→ **RECORDS TO USE**
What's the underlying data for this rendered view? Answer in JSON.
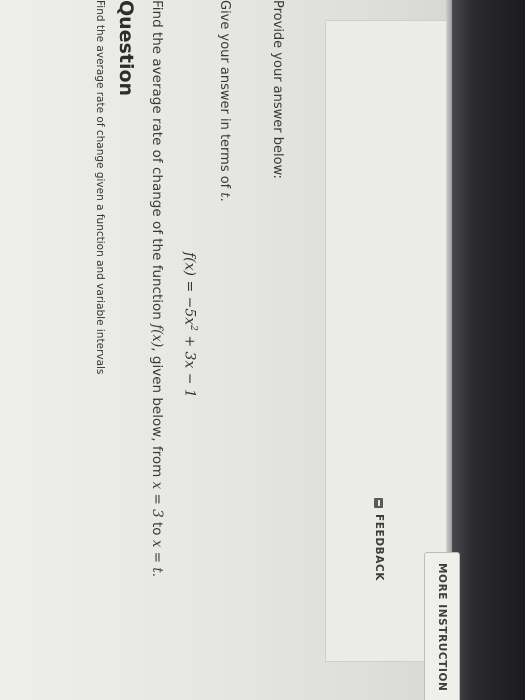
{
  "breadcrumb": "Find the average rate of change given a function and variable intervals",
  "section_heading": "Question",
  "question": {
    "prefix": "Find the average rate of change of the function ",
    "func": "f(x)",
    "middle": ", given below, from ",
    "from": "x = 3",
    "to_word": " to ",
    "to": "x = t",
    "suffix": "."
  },
  "formula": {
    "lhs": "f(x) = −5x",
    "exp": "2",
    "rhs": " + 3x − 1"
  },
  "instruction": {
    "prefix": "Give your answer in terms of ",
    "var": "t",
    "suffix": "."
  },
  "provide_label": "Provide your answer below:",
  "answer_value": "",
  "buttons": {
    "feedback": "FEEDBACK",
    "more_instructions": "MORE INSTRUCTION"
  },
  "icons": {
    "feedback": "feedback-icon"
  }
}
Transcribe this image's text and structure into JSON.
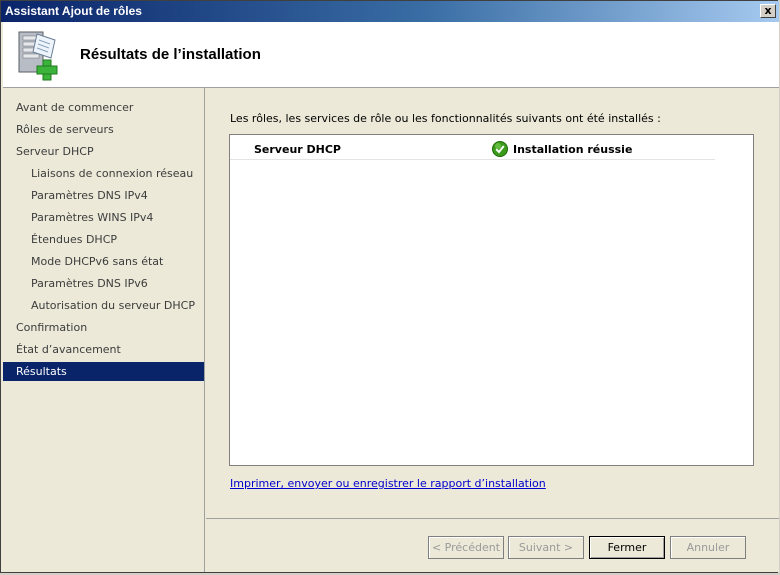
{
  "window": {
    "title": "Assistant Ajout de rôles",
    "close_label": "x"
  },
  "header": {
    "title": "Résultats de l’installation",
    "icon": "server-add-icon"
  },
  "nav": {
    "items": [
      {
        "label": "Avant de commencer",
        "level": 0,
        "selected": false
      },
      {
        "label": "Rôles de serveurs",
        "level": 0,
        "selected": false
      },
      {
        "label": "Serveur DHCP",
        "level": 0,
        "selected": false
      },
      {
        "label": "Liaisons de connexion réseau",
        "level": 1,
        "selected": false
      },
      {
        "label": "Paramètres DNS IPv4",
        "level": 1,
        "selected": false
      },
      {
        "label": "Paramètres WINS IPv4",
        "level": 1,
        "selected": false
      },
      {
        "label": "Étendues DHCP",
        "level": 1,
        "selected": false
      },
      {
        "label": "Mode DHCPv6 sans état",
        "level": 1,
        "selected": false
      },
      {
        "label": "Paramètres DNS IPv6",
        "level": 1,
        "selected": false
      },
      {
        "label": "Autorisation du serveur DHCP",
        "level": 1,
        "selected": false
      },
      {
        "label": "Confirmation",
        "level": 0,
        "selected": false
      },
      {
        "label": "État d’avancement",
        "level": 0,
        "selected": false
      },
      {
        "label": "Résultats",
        "level": 0,
        "selected": true
      }
    ],
    "selected_color": "#0a246a"
  },
  "content": {
    "intro": "Les rôles, les services de rôle ou les fonctionnalités suivants ont été installés :",
    "results": [
      {
        "name": "Serveur DHCP",
        "status": "Installation réussie",
        "status_icon": "success-check-icon"
      }
    ],
    "report_link": "Imprimer, envoyer ou enregistrer le rapport d’installation",
    "success_color": "#3a9a1a",
    "link_color": "#0000cc"
  },
  "footer": {
    "previous_label": "< Précédent",
    "next_label": "Suivant >",
    "close_label": "Fermer",
    "cancel_label": "Annuler"
  }
}
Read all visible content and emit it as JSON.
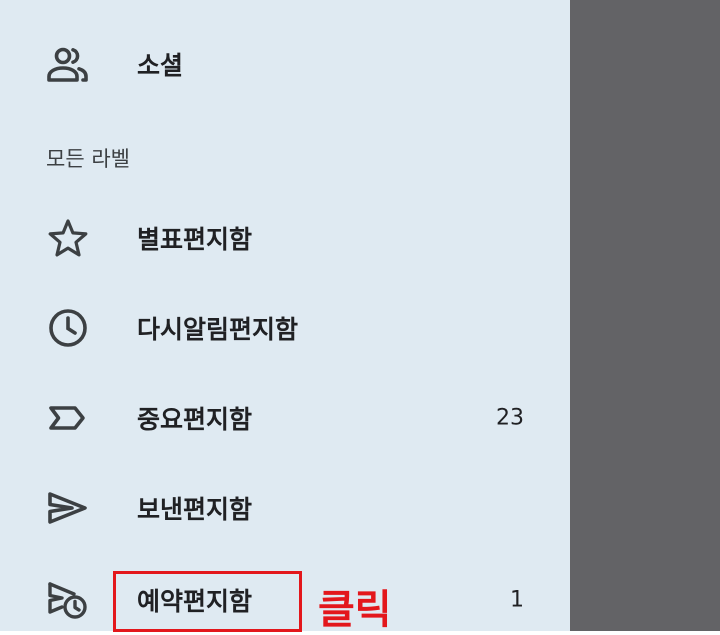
{
  "drawer": {
    "items_top": [
      {
        "label": "소셜",
        "icon": "people-icon"
      }
    ],
    "section_header": "모든 라벨",
    "items": [
      {
        "label": "별표편지함",
        "icon": "star-icon",
        "count": ""
      },
      {
        "label": "다시알림편지함",
        "icon": "clock-icon",
        "count": ""
      },
      {
        "label": "중요편지함",
        "icon": "label-important-icon",
        "count": "23"
      },
      {
        "label": "보낸편지함",
        "icon": "send-icon",
        "count": ""
      },
      {
        "label": "예약편지함",
        "icon": "schedule-send-icon",
        "count": "1"
      }
    ]
  },
  "annotation": {
    "text": "클릭",
    "color": "#e3171c"
  },
  "colors": {
    "drawer_bg": "#dfeaf2",
    "scrim": "#636366",
    "text": "#202124",
    "icon": "#3c4043"
  }
}
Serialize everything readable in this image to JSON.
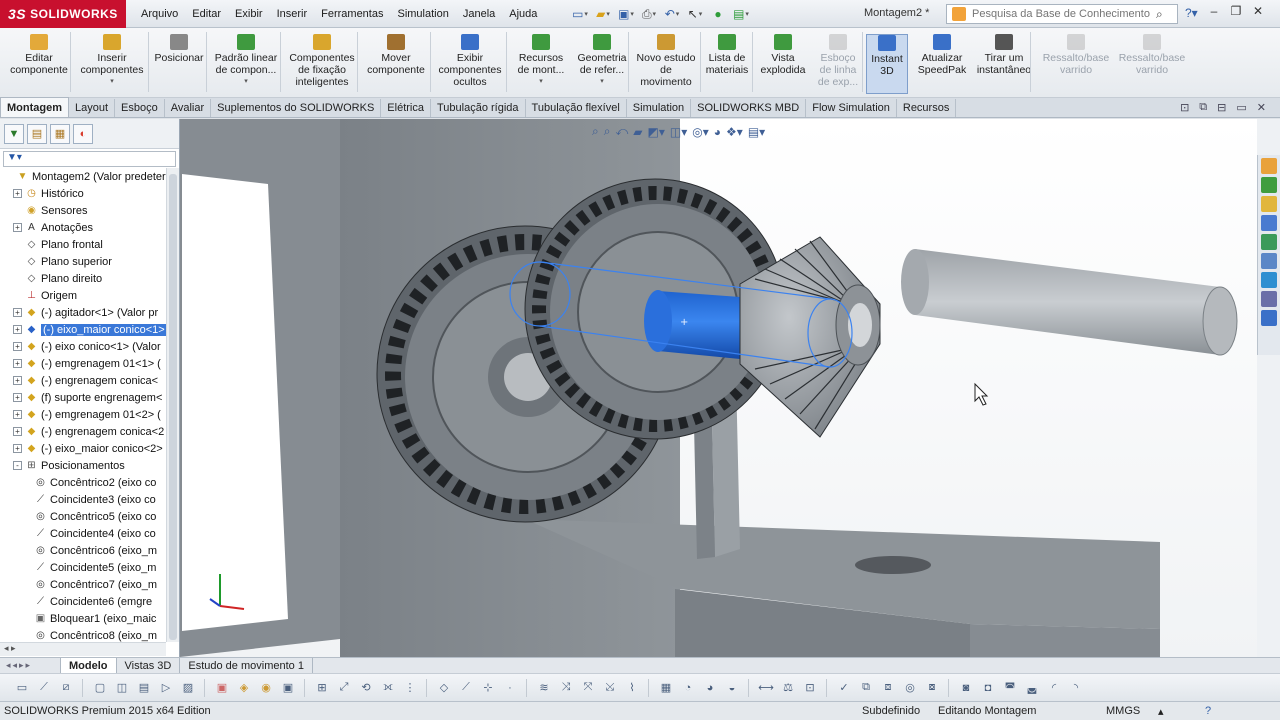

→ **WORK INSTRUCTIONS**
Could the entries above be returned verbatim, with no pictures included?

→ **EXERCISE SOLUTION**
What's the underlying data for this rendered view? Answer in JSON.
{
  "breadcrumb": "Find the average rate of change given a function and variable intervals",
  "section_heading": "Question",
  "question": {
    "prefix": "Find the average rate of change of the function ",
    "func": "f(x)",
    "middle": ", given below, from ",
    "from": "x = 3",
    "to_word": " to ",
    "to": "x = t",
    "suffix": "."
  },
  "formula": {
    "lhs": "f(x) = −5x",
    "exp": "2",
    "rhs": " + 3x − 1"
  },
  "instruction": {
    "prefix": "Give your answer in terms of ",
    "var": "t",
    "suffix": "."
  },
  "provide_label": "Provide your answer below:",
  "answer_value": "",
  "buttons": {
    "feedback": "FEEDBACK",
    "more_instructions": "MORE INSTRUCTION"
  },
  "icons": {
    "feedback": "feedback-icon"
  }
}
Transcribe this image's text and structure into JSON.
{
  "window": {
    "title": "Assistant Ajout de rôles",
    "close_label": "x"
  },
  "header": {
    "title": "Résultats de l’installation",
    "icon": "server-add-icon"
  },
  "nav": {
    "items": [
      {
        "label": "Avant de commencer",
        "level": 0,
        "selected": false
      },
      {
        "label": "Rôles de serveurs",
        "level": 0,
        "selected": false
      },
      {
        "label": "Serveur DHCP",
        "level": 0,
        "selected": false
      },
      {
        "label": "Liaisons de connexion réseau",
        "level": 1,
        "selected": false
      },
      {
        "label": "Paramètres DNS IPv4",
        "level": 1,
        "selected": false
      },
      {
        "label": "Paramètres WINS IPv4",
        "level": 1,
        "selected": false
      },
      {
        "label": "Étendues DHCP",
        "level": 1,
        "selected": false
      },
      {
        "label": "Mode DHCPv6 sans état",
        "level": 1,
        "selected": false
      },
      {
        "label": "Paramètres DNS IPv6",
        "level": 1,
        "selected": false
      },
      {
        "label": "Autorisation du serveur DHCP",
        "level": 1,
        "selected": false
      },
      {
        "label": "Confirmation",
        "level": 0,
        "selected": false
      },
      {
        "label": "État d’avancement",
        "level": 0,
        "selected": false
      },
      {
        "label": "Résultats",
        "level": 0,
        "selected": true
      }
    ],
    "selected_color": "#0a246a"
  },
  "content": {
    "intro": "Les rôles, les services de rôle ou les fonctionnalités suivants ont été installés :",
    "results": [
      {
        "name": "Serveur DHCP",
        "status": "Installation réussie",
        "status_icon": "success-check-icon"
      }
    ],
    "report_link": "Imprimer, envoyer ou enregistrer le rapport d’installation",
    "success_color": "#3a9a1a",
    "link_color": "#0000cc"
  },
  "footer": {
    "previous_label": "< Précédent",
    "next_label": "Suivant >",
    "close_label": "Fermer",
    "cancel_label": "Annuler"
  }
}
Read all visible content and emit it as JSON.
{
  "drawer": {
    "items_top": [
      {
        "label": "소셜",
        "icon": "people-icon"
      }
    ],
    "section_header": "모든 라벨",
    "items": [
      {
        "label": "별표편지함",
        "icon": "star-icon",
        "count": ""
      },
      {
        "label": "다시알림편지함",
        "icon": "clock-icon",
        "count": ""
      },
      {
        "label": "중요편지함",
        "icon": "label-important-icon",
        "count": "23"
      },
      {
        "label": "보낸편지함",
        "icon": "send-icon",
        "count": ""
      },
      {
        "label": "예약편지함",
        "icon": "schedule-send-icon",
        "count": "1"
      }
    ]
  },
  "annotation": {
    "text": "클릭",
    "color": "#e3171c"
  },
  "colors": {
    "drawer_bg": "#dfeaf2",
    "scrim": "#636366",
    "text": "#202124",
    "icon": "#3c4043"
  }
}
Serialize everything readable in this image to JSON.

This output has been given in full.